--- About this exercise ---
Please copy out all the data. Every detail stays the same.

--- Supplied records ---
────────────────

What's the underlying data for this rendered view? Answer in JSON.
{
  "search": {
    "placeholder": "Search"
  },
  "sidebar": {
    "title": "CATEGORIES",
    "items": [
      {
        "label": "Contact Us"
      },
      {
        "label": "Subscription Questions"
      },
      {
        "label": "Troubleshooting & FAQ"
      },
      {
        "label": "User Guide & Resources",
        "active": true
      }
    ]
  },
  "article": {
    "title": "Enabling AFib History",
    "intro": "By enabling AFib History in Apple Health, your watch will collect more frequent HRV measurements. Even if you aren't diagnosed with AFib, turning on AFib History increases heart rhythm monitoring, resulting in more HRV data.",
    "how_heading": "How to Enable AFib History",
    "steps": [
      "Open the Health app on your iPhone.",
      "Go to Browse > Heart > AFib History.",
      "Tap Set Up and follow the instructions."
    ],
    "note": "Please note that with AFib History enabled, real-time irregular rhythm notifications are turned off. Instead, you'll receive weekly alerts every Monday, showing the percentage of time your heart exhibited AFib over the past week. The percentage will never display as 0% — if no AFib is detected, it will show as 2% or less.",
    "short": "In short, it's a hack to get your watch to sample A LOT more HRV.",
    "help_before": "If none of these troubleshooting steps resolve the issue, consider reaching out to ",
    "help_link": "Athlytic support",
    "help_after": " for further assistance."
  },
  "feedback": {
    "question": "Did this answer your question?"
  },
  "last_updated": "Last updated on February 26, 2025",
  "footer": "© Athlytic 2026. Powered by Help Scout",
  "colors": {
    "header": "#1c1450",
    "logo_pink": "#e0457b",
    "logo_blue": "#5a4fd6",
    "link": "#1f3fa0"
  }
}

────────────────

--- Task answer ---
What's the underlying data for this rendered view? Answer in JSON.
{
  "search": {
    "placeholder": "Search"
  },
  "sidebar": {
    "title": "CATEGORIES",
    "items": [
      {
        "label": "Contact Us"
      },
      {
        "label": "Subscription Questions"
      },
      {
        "label": "Troubleshooting & FAQ"
      },
      {
        "label": "User Guide & Resources",
        "active": true
      }
    ]
  },
  "article": {
    "title": "Enabling AFib History",
    "intro": "By enabling AFib History in Apple Health, your watch will collect more frequent HRV measurements. Even if you aren't diagnosed with AFib, turning on AFib History increases heart rhythm monitoring, resulting in more HRV data.",
    "how_heading": "How to Enable AFib History",
    "steps": [
      "Open the Health app on your iPhone.",
      "Go to Browse > Heart > AFib History.",
      "Tap Set Up and follow the instructions."
    ],
    "note": "Please note that with AFib History enabled, real-time irregular rhythm notifications are turned off. Instead, you'll receive weekly alerts every Monday, showing the percentage of time your heart exhibited AFib over the past week. The percentage will never display as 0% — if no AFib is detected, it will show as 2% or less.",
    "short": "In short, it's a hack to get your watch to sample A LOT more HRV.",
    "help_before": "If none of these troubleshooting steps resolve the issue, consider reaching out to ",
    "help_link": "Athlytic support",
    "help_after": " for further assistance."
  },
  "feedback": {
    "question": "Did this answer your question?"
  },
  "last_updated": "Last updated on February 26, 2025",
  "footer": "© Athlytic 2026. Powered by Help Scout",
  "colors": {
    "header": "#1c1450",
    "logo_pink": "#e0457b",
    "logo_blue": "#5a4fd6",
    "link": "#1f3fa0"
  }
}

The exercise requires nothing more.